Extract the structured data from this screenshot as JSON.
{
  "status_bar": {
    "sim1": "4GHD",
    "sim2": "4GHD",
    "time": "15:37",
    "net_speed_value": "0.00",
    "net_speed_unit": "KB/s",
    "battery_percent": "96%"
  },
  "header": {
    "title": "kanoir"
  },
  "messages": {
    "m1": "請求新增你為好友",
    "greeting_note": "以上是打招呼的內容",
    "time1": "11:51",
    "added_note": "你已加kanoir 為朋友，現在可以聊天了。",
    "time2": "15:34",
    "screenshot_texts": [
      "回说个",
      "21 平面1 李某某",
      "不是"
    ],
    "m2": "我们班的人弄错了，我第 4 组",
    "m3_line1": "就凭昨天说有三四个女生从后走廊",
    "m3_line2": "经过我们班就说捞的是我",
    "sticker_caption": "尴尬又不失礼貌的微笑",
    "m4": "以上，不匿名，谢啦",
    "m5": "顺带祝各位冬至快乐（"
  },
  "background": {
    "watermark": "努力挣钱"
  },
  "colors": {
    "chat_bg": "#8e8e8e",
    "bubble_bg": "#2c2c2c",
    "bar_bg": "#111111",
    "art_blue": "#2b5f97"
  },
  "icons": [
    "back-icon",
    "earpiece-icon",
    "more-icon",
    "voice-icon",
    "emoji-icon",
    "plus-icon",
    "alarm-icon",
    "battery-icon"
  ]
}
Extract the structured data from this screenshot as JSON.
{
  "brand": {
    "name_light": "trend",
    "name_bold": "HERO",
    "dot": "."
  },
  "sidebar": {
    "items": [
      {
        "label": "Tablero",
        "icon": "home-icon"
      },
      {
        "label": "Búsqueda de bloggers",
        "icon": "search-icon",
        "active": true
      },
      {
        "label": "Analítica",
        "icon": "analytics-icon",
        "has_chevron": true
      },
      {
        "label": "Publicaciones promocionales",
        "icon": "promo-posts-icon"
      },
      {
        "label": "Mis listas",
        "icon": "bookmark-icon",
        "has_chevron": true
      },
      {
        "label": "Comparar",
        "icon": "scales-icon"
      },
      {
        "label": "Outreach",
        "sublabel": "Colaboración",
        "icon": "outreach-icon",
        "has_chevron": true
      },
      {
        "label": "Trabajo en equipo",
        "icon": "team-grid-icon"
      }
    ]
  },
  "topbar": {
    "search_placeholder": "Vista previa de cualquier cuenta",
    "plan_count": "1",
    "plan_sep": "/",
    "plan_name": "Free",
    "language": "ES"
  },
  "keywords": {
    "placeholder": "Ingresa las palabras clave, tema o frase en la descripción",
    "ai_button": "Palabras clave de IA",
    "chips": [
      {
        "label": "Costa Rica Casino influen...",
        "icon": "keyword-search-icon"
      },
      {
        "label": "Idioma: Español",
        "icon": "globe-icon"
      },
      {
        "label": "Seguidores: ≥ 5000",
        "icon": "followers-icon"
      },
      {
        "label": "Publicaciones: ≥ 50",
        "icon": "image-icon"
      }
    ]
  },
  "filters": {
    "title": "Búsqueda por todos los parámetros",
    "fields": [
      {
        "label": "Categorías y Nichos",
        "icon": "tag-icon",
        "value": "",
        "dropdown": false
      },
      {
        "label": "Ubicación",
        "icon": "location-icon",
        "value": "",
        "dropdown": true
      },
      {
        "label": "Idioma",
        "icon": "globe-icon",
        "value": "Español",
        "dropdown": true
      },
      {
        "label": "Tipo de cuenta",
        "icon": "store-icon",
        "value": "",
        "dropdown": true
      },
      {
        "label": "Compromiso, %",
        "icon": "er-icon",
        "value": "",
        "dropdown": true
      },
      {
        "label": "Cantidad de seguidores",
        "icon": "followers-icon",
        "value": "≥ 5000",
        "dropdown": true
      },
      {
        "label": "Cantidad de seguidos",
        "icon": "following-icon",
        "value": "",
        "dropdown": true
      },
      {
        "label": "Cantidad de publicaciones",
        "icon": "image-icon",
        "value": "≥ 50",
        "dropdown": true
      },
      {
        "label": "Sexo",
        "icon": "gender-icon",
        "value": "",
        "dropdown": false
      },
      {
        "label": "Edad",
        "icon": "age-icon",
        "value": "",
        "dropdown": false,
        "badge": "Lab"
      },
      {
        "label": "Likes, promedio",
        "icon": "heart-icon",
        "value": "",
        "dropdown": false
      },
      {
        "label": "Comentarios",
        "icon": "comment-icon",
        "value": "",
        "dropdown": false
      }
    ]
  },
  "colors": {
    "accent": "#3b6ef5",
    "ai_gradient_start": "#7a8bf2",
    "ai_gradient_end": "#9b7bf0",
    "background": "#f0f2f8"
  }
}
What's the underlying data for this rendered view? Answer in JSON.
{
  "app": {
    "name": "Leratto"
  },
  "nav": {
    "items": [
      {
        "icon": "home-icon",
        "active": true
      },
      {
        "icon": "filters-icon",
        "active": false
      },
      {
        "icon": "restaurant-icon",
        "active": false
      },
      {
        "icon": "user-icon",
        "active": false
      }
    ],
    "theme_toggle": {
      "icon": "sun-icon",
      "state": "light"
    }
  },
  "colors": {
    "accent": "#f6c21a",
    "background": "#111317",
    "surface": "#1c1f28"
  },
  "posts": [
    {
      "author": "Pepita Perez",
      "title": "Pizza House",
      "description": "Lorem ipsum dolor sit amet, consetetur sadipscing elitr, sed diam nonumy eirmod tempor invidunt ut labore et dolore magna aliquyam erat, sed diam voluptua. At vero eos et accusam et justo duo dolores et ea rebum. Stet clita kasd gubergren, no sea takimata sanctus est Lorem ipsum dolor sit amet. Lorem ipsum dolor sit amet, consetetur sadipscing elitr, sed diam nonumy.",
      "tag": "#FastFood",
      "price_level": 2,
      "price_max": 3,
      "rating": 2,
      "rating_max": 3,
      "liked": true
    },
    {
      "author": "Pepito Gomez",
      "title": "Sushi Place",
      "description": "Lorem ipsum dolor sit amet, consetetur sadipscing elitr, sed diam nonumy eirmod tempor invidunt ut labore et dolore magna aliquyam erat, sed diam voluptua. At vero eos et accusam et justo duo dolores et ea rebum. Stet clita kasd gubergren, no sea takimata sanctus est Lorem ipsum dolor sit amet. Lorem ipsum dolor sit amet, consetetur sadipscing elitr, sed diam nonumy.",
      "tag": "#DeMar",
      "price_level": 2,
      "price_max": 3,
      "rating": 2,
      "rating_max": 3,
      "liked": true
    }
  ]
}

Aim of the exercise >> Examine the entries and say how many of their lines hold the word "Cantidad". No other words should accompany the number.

Task answer >> 3